New York Times Portraits of Grief
The day after Thanksgiving, Peter F. Raimondi would always put up the family's Christmas tree, and by the weekend he had turned his attention to his mother.
"Mama, put the hot chocolate on and play the Christmas music," said his mother, Candida Raimondi, recalling his words. "He was always trying to make life special for everyone."
Whether it was his open-door policy as first vice president of Carr Futures on the 92nd floor of 1 World Trade Center, games of basketball and chess with his sons or home decorating with his wife, "Everybody was a priority to him," said his wife, Lenore. The 46-year-old father of two didn't just take the family on vacation, she said. He would do exhaustive research for the trip and serve as tour guide.

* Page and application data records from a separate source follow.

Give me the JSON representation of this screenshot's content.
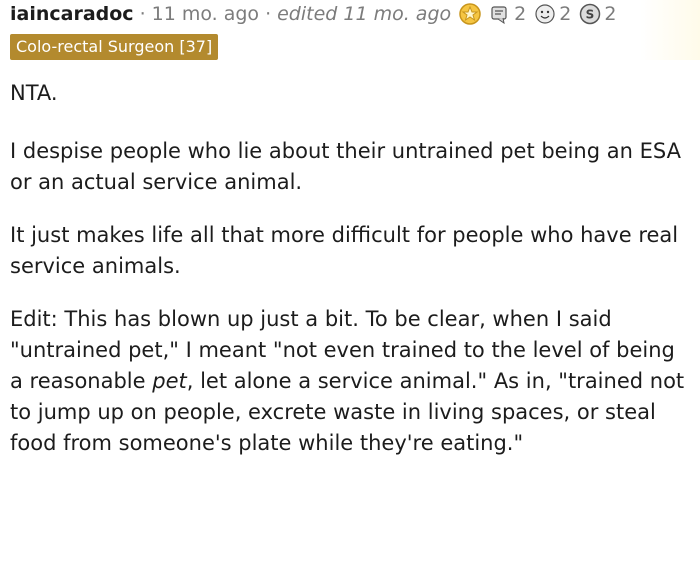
{
  "comment": {
    "username": "iaincaradoc",
    "separator": "·",
    "time": "11 mo. ago",
    "edited": "edited 11 mo. ago",
    "awards": [
      {
        "icon": "gold-award-icon",
        "count": ""
      },
      {
        "icon": "helpful-award-icon",
        "count": "2"
      },
      {
        "icon": "wholesome-award-icon",
        "count": "2"
      },
      {
        "icon": "silver-award-icon",
        "count": "2"
      }
    ],
    "flair": "Colo-rectal Surgeon [37]",
    "paragraphs": {
      "p1": "NTA.",
      "p2": "I despise people who lie about their untrained pet being an ESA or an actual service animal.",
      "p3": "It just makes life all that more difficult for people who have real service animals.",
      "p4_a": "Edit: This has blown up just a bit. To be clear, when I said \"untrained pet,\" I meant \"not even trained to the level of being a reasonable ",
      "p4_em": "pet",
      "p4_b": ", let alone a service animal.\" As in, \"trained not to jump up on people, excrete waste in living spaces, or steal food from someone's plate while they're eating.\""
    }
  },
  "colors": {
    "flair_bg": "#b38a2e",
    "meta_gray": "#7c7c7c",
    "text": "#1c1c1c"
  }
}
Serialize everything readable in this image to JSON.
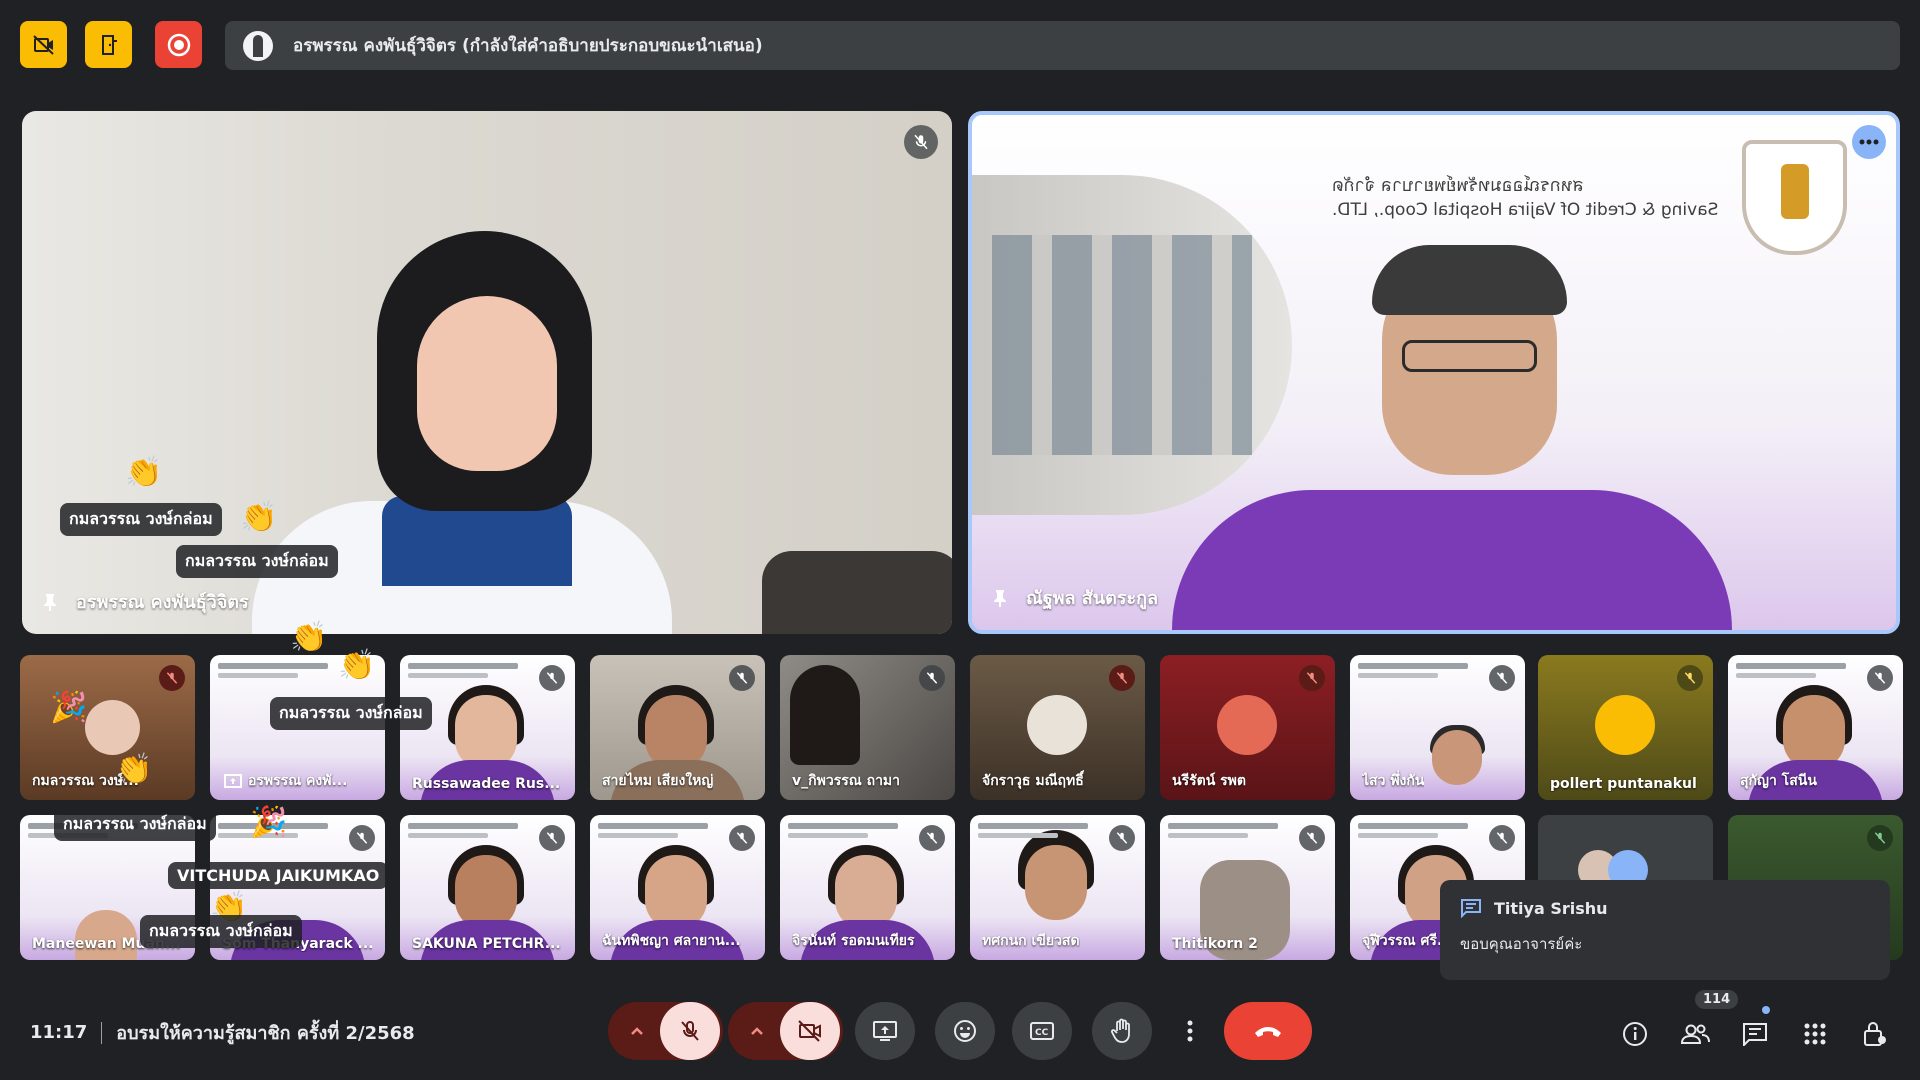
{
  "top": {
    "caption_text": "อรพรรณ คงพันธุ์วิจิตร (กำลังใส่คำอธิบายประกอบขณะนำเสนอ)"
  },
  "main": {
    "left": {
      "name": "อรพรรณ คงพันธุ์วิจิตร"
    },
    "right": {
      "name": "ณัฐพล สันตระกูล",
      "slide_line1": "สหกรณ์ออมทรัพย์พยาบาล จำกัด",
      "slide_line2": "Saving & Credit Of Vajira Hospital Coop., LTD."
    }
  },
  "reactions": {
    "label_1": "กมลวรรณ วงษ์กล่อม",
    "label_2": "กมลวรรณ วงษ์กล่อม",
    "label_3": "กมลวรรณ วงษ์กล่อม",
    "label_4": "กมลวรรณ วงษ์กล่อม",
    "label_5": "VITCHUDA JAIKUMKAO",
    "label_6": "กมลวรรณ วงษ์กล่อม"
  },
  "tiles_row1": [
    {
      "name": "กมลวรรณ วงษ์..."
    },
    {
      "name": "อรพรรณ คงพั..."
    },
    {
      "name": "Russawadee Rus..."
    },
    {
      "name": "สายไหม เสียงใหญ่"
    },
    {
      "name": "v_กิพวรรณ ถามา"
    },
    {
      "name": "จักราวุธ มณีฤทธิ์"
    },
    {
      "name": "นรีรัตน์ รพต"
    },
    {
      "name": "ไสว พึ่งกัน"
    },
    {
      "name": "pollert puntanakul"
    },
    {
      "name": "สุกัญา โสนีน"
    }
  ],
  "tiles_row2": [
    {
      "name": "Maneewan Muan..."
    },
    {
      "name": "Som Thanyarack ..."
    },
    {
      "name": "SAKUNA PETCHR..."
    },
    {
      "name": "ฉันทพิชญา ศลายาน..."
    },
    {
      "name": "จิรนันท์ รอดมนเทียร"
    },
    {
      "name": "ทศกนก เขียวสด"
    },
    {
      "name": "Thitikorn 2"
    },
    {
      "name": "จุฬีวรรณ ศรี..."
    }
  ],
  "toast": {
    "sender": "Titiya Srishu",
    "message": "ขอบคุณอาจารย์ค่ะ"
  },
  "bottom": {
    "time": "11:17",
    "meeting_title": "อบรมให้ความรู้สมาชิก ครั้งที่ 2/2568",
    "participant_count": "114"
  },
  "colors": {
    "background": "#202124",
    "accent_yellow": "#fbbc04",
    "record_red": "#ea4335",
    "end_call_red": "#ea4335",
    "highlight_blue": "#8ab4f8",
    "slide_purple": "#7b3bb6"
  }
}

Above all, he believed in taking life in stride, and he made a plaque for the refrigerator with this motto: "It Doesn't Really Matter." When last heard from, he was stuck in a trade center elevator. "Anytime I worry about anything now, I look at the refrigerator," his wife said. "That's helped get me through."